Bitcoin took a pounding in the last 24 hours, dropping below the $500 mark on the popular Mt.Gox exchange before rebounding. As TechCrunch’s John Biggs wrote this morning, “China’s biggest Bitcoin exchange, BTCChina, has stopped accepting deposits in Chinese yuan,” which added to the currency’s decline.
However, the fall of Bitcoin’s value has been underway for some time, making the Chinese news merely component to the larger story: Bitcoin is losing momentum.
What pushed Bitcoin to $1,200 is the precise quantity that is taking it down. Hype, media interest, and speculative hope drove it up, and a lack of hype, media disinterest, and falling speculative buys are driving it down.

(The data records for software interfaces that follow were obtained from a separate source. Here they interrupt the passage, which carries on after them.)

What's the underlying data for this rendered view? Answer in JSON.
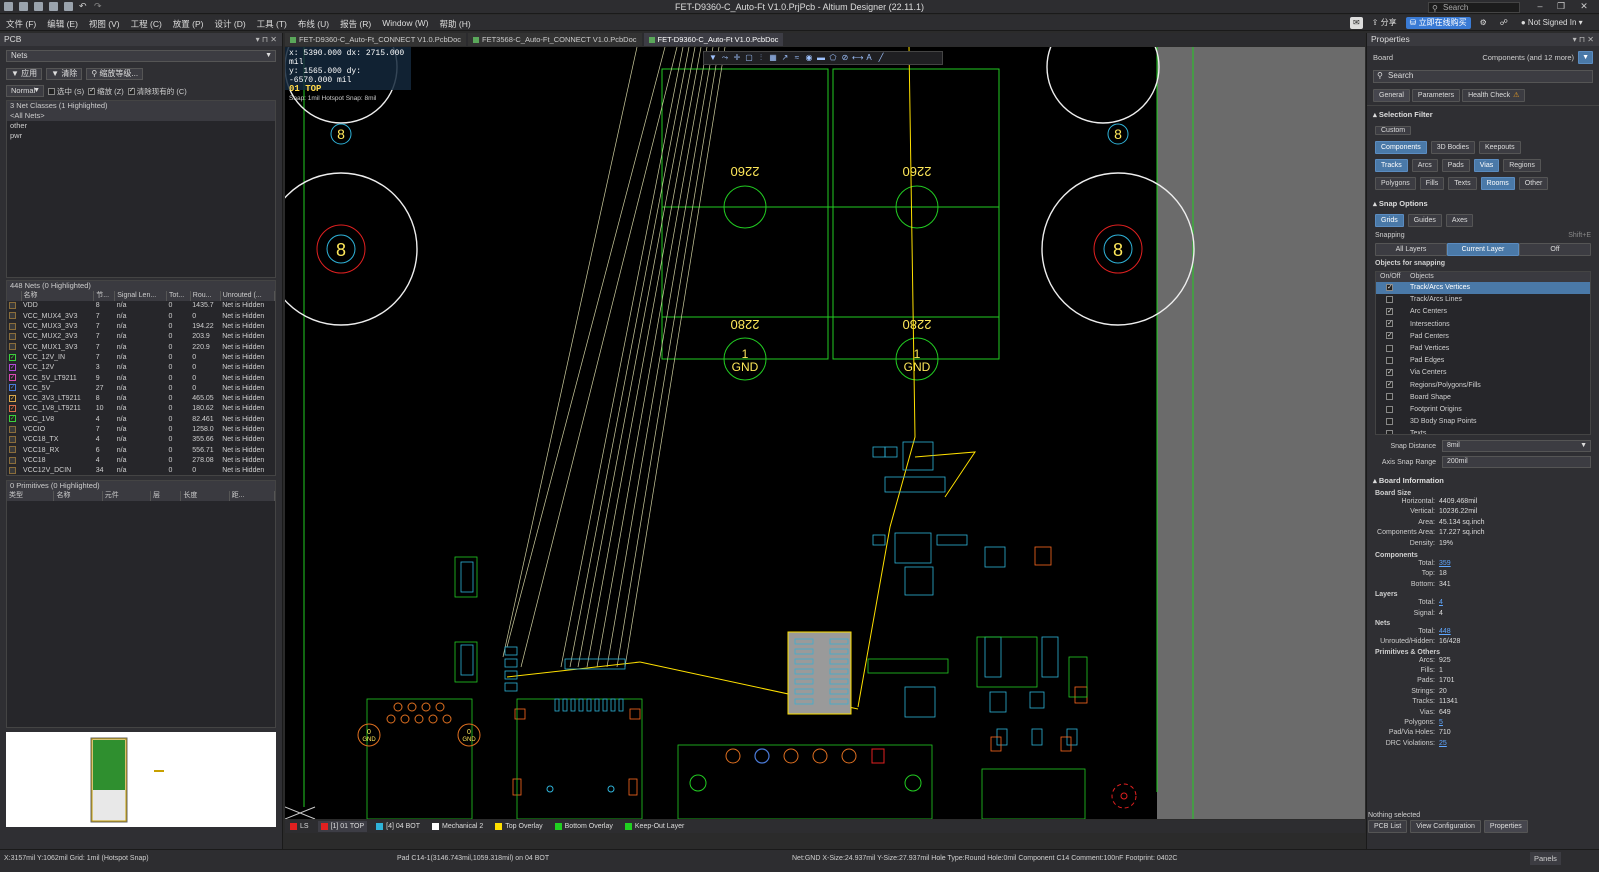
{
  "titlebar": {
    "title": "FET-D9360-C_Auto-Ft  V1.0.PrjPcb - Altium Designer (22.11.1)",
    "search_placeholder": "Search"
  },
  "menu": {
    "items": [
      "文件 (F)",
      "编辑 (E)",
      "视图 (V)",
      "工程 (C)",
      "放置 (P)",
      "设计 (D)",
      "工具 (T)",
      "布线 (U)",
      "报告 (R)",
      "Window (W)",
      "帮助 (H)"
    ],
    "share": "分享",
    "buy": "立即在线购买",
    "user": "Not Signed In"
  },
  "leftpanel": {
    "title": "PCB",
    "mode": "Nets",
    "apply": "应用",
    "clear": "清除",
    "zoom_level": "缩放等级...",
    "filter_mode": "Normal",
    "opt_select": "选中 (S)",
    "opt_zoom": "缩放 (Z)",
    "opt_clear": "清除现有的 (C)",
    "classes_header": "3 Net Classes (1 Highlighted)",
    "classes": [
      "<All Nets>",
      "other",
      "pwr"
    ],
    "nets_header": "448 Nets (0 Highlighted)",
    "net_columns": [
      "名称",
      "节...",
      "Signal Len...",
      "Tot...",
      "Rou...",
      "Unrouted (..."
    ],
    "nets": [
      {
        "name": "VDD",
        "nodes": "8",
        "sig": "n/a",
        "tot": "0",
        "rou": "1435.7",
        "unrouted": "Net is Hidden",
        "color": "#8a6d3b",
        "checked": false
      },
      {
        "name": "VCC_MUX4_3V3",
        "nodes": "7",
        "sig": "n/a",
        "tot": "0",
        "rou": "0",
        "unrouted": "Net is Hidden",
        "color": "#8a6d3b",
        "checked": false
      },
      {
        "name": "VCC_MUX3_3V3",
        "nodes": "7",
        "sig": "n/a",
        "tot": "0",
        "rou": "194.22",
        "unrouted": "Net is Hidden",
        "color": "#8a6d3b",
        "checked": false
      },
      {
        "name": "VCC_MUX2_3V3",
        "nodes": "7",
        "sig": "n/a",
        "tot": "0",
        "rou": "203.9",
        "unrouted": "Net is Hidden",
        "color": "#8a6d3b",
        "checked": false
      },
      {
        "name": "VCC_MUX1_3V3",
        "nodes": "7",
        "sig": "n/a",
        "tot": "0",
        "rou": "220.9",
        "unrouted": "Net is Hidden",
        "color": "#8a6d3b",
        "checked": false
      },
      {
        "name": "VCC_12V_IN",
        "nodes": "7",
        "sig": "n/a",
        "tot": "0",
        "rou": "0",
        "unrouted": "Net is Hidden",
        "color": "#3bd13b",
        "checked": true
      },
      {
        "name": "VCC_12V",
        "nodes": "3",
        "sig": "n/a",
        "tot": "0",
        "rou": "0",
        "unrouted": "Net is Hidden",
        "color": "#b04bd9",
        "checked": true
      },
      {
        "name": "VCC_5V_LT9211",
        "nodes": "9",
        "sig": "n/a",
        "tot": "0",
        "rou": "0",
        "unrouted": "Net is Hidden",
        "color": "#d94bb4",
        "checked": true
      },
      {
        "name": "VCC_5V",
        "nodes": "27",
        "sig": "n/a",
        "tot": "0",
        "rou": "0",
        "unrouted": "Net is Hidden",
        "color": "#4b7bd9",
        "checked": true
      },
      {
        "name": "VCC_3V3_LT9211",
        "nodes": "8",
        "sig": "n/a",
        "tot": "0",
        "rou": "465.05",
        "unrouted": "Net is Hidden",
        "color": "#d9a84b",
        "checked": true
      },
      {
        "name": "VCC_1V8_LT9211",
        "nodes": "10",
        "sig": "n/a",
        "tot": "0",
        "rou": "180.62",
        "unrouted": "Net is Hidden",
        "color": "#d96d4b",
        "checked": true
      },
      {
        "name": "VCC_1V8",
        "nodes": "4",
        "sig": "n/a",
        "tot": "0",
        "rou": "82.461",
        "unrouted": "Net is Hidden",
        "color": "#3bd13b",
        "checked": true
      },
      {
        "name": "VCCIO",
        "nodes": "7",
        "sig": "n/a",
        "tot": "0",
        "rou": "1258.0",
        "unrouted": "Net is Hidden",
        "color": "#8a6d3b",
        "checked": false
      },
      {
        "name": "VCC18_TX",
        "nodes": "4",
        "sig": "n/a",
        "tot": "0",
        "rou": "355.66",
        "unrouted": "Net is Hidden",
        "color": "#8a6d3b",
        "checked": false
      },
      {
        "name": "VCC18_RX",
        "nodes": "6",
        "sig": "n/a",
        "tot": "0",
        "rou": "556.71",
        "unrouted": "Net is Hidden",
        "color": "#8a6d3b",
        "checked": false
      },
      {
        "name": "VCC18",
        "nodes": "4",
        "sig": "n/a",
        "tot": "0",
        "rou": "278.08",
        "unrouted": "Net is Hidden",
        "color": "#8a6d3b",
        "checked": false
      },
      {
        "name": "VCC12V_DCIN",
        "nodes": "34",
        "sig": "n/a",
        "tot": "0",
        "rou": "0",
        "unrouted": "Net is Hidden",
        "color": "#8a6d3b",
        "checked": false
      }
    ],
    "prims_header": "0 Primitives (0 Highlighted)",
    "prim_columns": [
      "类型",
      "名称",
      "元件",
      "层",
      "长度",
      "距..."
    ]
  },
  "tabs": [
    {
      "label": "FET-D9360-C_Auto-Ft_CONNECT V1.0.PcbDoc",
      "active": false
    },
    {
      "label": "FET3568-C_Auto-Ft_CONNECT V1.0.PcbDoc",
      "active": false
    },
    {
      "label": "FET-D9360-C_Auto-Ft  V1.0.PcbDoc",
      "active": true
    }
  ],
  "hud": {
    "line1": "x:  5390.000   dx:  2715.000  mil",
    "line2": "y:  1565.000   dy: -6570.000  mil",
    "layer": "01 TOP",
    "snap": "Snap: 1mil Hotspot Snap: 8mil"
  },
  "board": {
    "label_2260": "2260",
    "label_2280": "2280",
    "pad_num": "1",
    "gnd": "GND",
    "hole_num": "8",
    "small_gnd_num": "0"
  },
  "layers": [
    {
      "label": "LS",
      "color": "#e02020"
    },
    {
      "label": "[1] 01 TOP",
      "color": "#e02020"
    },
    {
      "label": "[4] 04 BOT",
      "color": "#2fb3d9"
    },
    {
      "label": "Mechanical 2",
      "color": "#ffffff"
    },
    {
      "label": "Top Overlay",
      "color": "#ffe000"
    },
    {
      "label": "Bottom Overlay",
      "color": "#20d020"
    },
    {
      "label": "Keep-Out Layer",
      "color": "#20d020"
    }
  ],
  "rightpanel": {
    "title": "Properties",
    "board_label": "Board",
    "board_value": "Components (and 12 more)",
    "search_placeholder": "Search",
    "tabs": [
      "General",
      "Parameters",
      "Health Check"
    ],
    "selection_filter": "Selection Filter",
    "custom": "Custom",
    "filters_row1": [
      "Components",
      "3D Bodies",
      "Keepouts"
    ],
    "filters_row2": [
      "Tracks",
      "Arcs",
      "Pads",
      "Vias",
      "Regions"
    ],
    "filters_row3": [
      "Polygons",
      "Fills",
      "Texts",
      "Rooms",
      "Other"
    ],
    "snap_options": "Snap Options",
    "snap_row": [
      "Grids",
      "Guides",
      "Axes"
    ],
    "snapping": "Snapping",
    "snapping_key": "Shift+E",
    "snap_modes": [
      "All Layers",
      "Current Layer",
      "Off"
    ],
    "objects_for_snapping": "Objects for snapping",
    "obj_cols": [
      "On/Off",
      "Objects"
    ],
    "objects": [
      {
        "label": "Track/Arcs Vertices",
        "on": true,
        "sel": true
      },
      {
        "label": "Track/Arcs Lines",
        "on": false,
        "sel": false
      },
      {
        "label": "Arc Centers",
        "on": true,
        "sel": false
      },
      {
        "label": "Intersections",
        "on": true,
        "sel": false
      },
      {
        "label": "Pad Centers",
        "on": true,
        "sel": false
      },
      {
        "label": "Pad Vertices",
        "on": false,
        "sel": false
      },
      {
        "label": "Pad Edges",
        "on": false,
        "sel": false
      },
      {
        "label": "Via Centers",
        "on": true,
        "sel": false
      },
      {
        "label": "Regions/Polygons/Fills",
        "on": true,
        "sel": false
      },
      {
        "label": "Board Shape",
        "on": false,
        "sel": false
      },
      {
        "label": "Footprint Origins",
        "on": false,
        "sel": false
      },
      {
        "label": "3D Body Snap Points",
        "on": false,
        "sel": false
      },
      {
        "label": "Texts",
        "on": false,
        "sel": false
      }
    ],
    "snap_distance_label": "Snap Distance",
    "snap_distance": "8mil",
    "axis_snap_label": "Axis Snap Range",
    "axis_snap": "200mil",
    "board_information": "Board Information",
    "board_size": "Board Size",
    "size": [
      {
        "k": "Horizontal:",
        "v": "4409.468mil"
      },
      {
        "k": "Vertical:",
        "v": "10236.22mil"
      },
      {
        "k": "Area:",
        "v": "45.134 sq.inch"
      },
      {
        "k": "Components Area:",
        "v": "17.227 sq.inch"
      },
      {
        "k": "Density:",
        "v": "19%"
      }
    ],
    "components": "Components",
    "comp": [
      {
        "k": "Total:",
        "v": "359",
        "link": true
      },
      {
        "k": "Top:",
        "v": "18",
        "link": false
      },
      {
        "k": "Bottom:",
        "v": "341",
        "link": false
      }
    ],
    "layers_h": "Layers",
    "lay": [
      {
        "k": "Total:",
        "v": "4",
        "link": true
      },
      {
        "k": "Signal:",
        "v": "4",
        "link": false
      }
    ],
    "nets_h": "Nets",
    "nets": [
      {
        "k": "Total:",
        "v": "448",
        "link": true
      },
      {
        "k": "Unrouted/Hidden:",
        "v": "16/428",
        "link": false
      }
    ],
    "prims_h": "Primitives & Others",
    "prims": [
      {
        "k": "Arcs:",
        "v": "925",
        "link": false
      },
      {
        "k": "Fills:",
        "v": "1",
        "link": false
      },
      {
        "k": "Pads:",
        "v": "1701",
        "link": false
      },
      {
        "k": "Strings:",
        "v": "20",
        "link": false
      },
      {
        "k": "Tracks:",
        "v": "11341",
        "link": false
      },
      {
        "k": "Vias:",
        "v": "649",
        "link": false
      },
      {
        "k": "Polygons:",
        "v": "5",
        "link": true
      },
      {
        "k": "Pad/Via Holes:",
        "v": "710",
        "link": false
      },
      {
        "k": "DRC Violations:",
        "v": "25",
        "link": true
      }
    ],
    "nothing_selected": "Nothing selected",
    "bottom_tabs": [
      "PCB List",
      "View Configuration",
      "Properties"
    ],
    "panels": "Panels"
  },
  "status": {
    "coords": "X:3157mil Y:1062mil   Grid: 1mil     (Hotspot Snap)",
    "pad": "Pad C14-1(3146.743mil,1059.318mil) on 04 BOT",
    "info": "Net:GND X-Size:24.937mil Y-Size:27.937mil Hole Type:Round Hole:0mil   Component C14 Comment:100nF Footprint: 0402C"
  }
}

Bitcoin is trading at $606 at the time of writing. I made fun of Bitcoin when it initially hit $645: “Currently trading around $645 per coin, it has never been worth more, or generated more headlines that I can recall. The two are likely connected.” Yes.
The rise of Bitcoin was a classic bubble. Here’s the Mt.Gox chart of Bitcoin’s price on a daily basis:
So, to see a huge Bitcoin price correction isn’t surprising in the slightest. Let’s go over a few past entries on why Bitcoin was, and is a bubble:
The current rally is being fueled by the usual combination of presumed scarcity, an overzealous investor class, and truckloads of optimism. So, things will calm down in a bit, with a decent price correction. History teaches us that much. Also, can I sell you this tulip bulb.
People keep saying this isn’t a bubble, and it confuses me. Of course this is a bubble. It’s a far too rapid increase in the price of a financial instrument that is unmoored from any inherent value that is being bid up by aggressive individual speculation. What else is that?
Bitcoin has risen up to $621 from $606 since I started writing this short blog post. That doesn’t matter.
What does matter is that the price of Bitcoin has long outstripped the utility that it can provide. This became far more true after the implosion of Silk Road. Until Bitcoin has benefits commensurate with its price, it will remain overvalued. For now, the dollar cost of each coin is far higher than the value you can derive from it — its use for things that you can’t use other currencies for, or wouldn’t want to — aside from its status as an instrument of speculation.
Speculative demand never keeps the value of an asset class high over time.
And Bitcoin is hardly even an asset class.
Top Image Credit: Flickr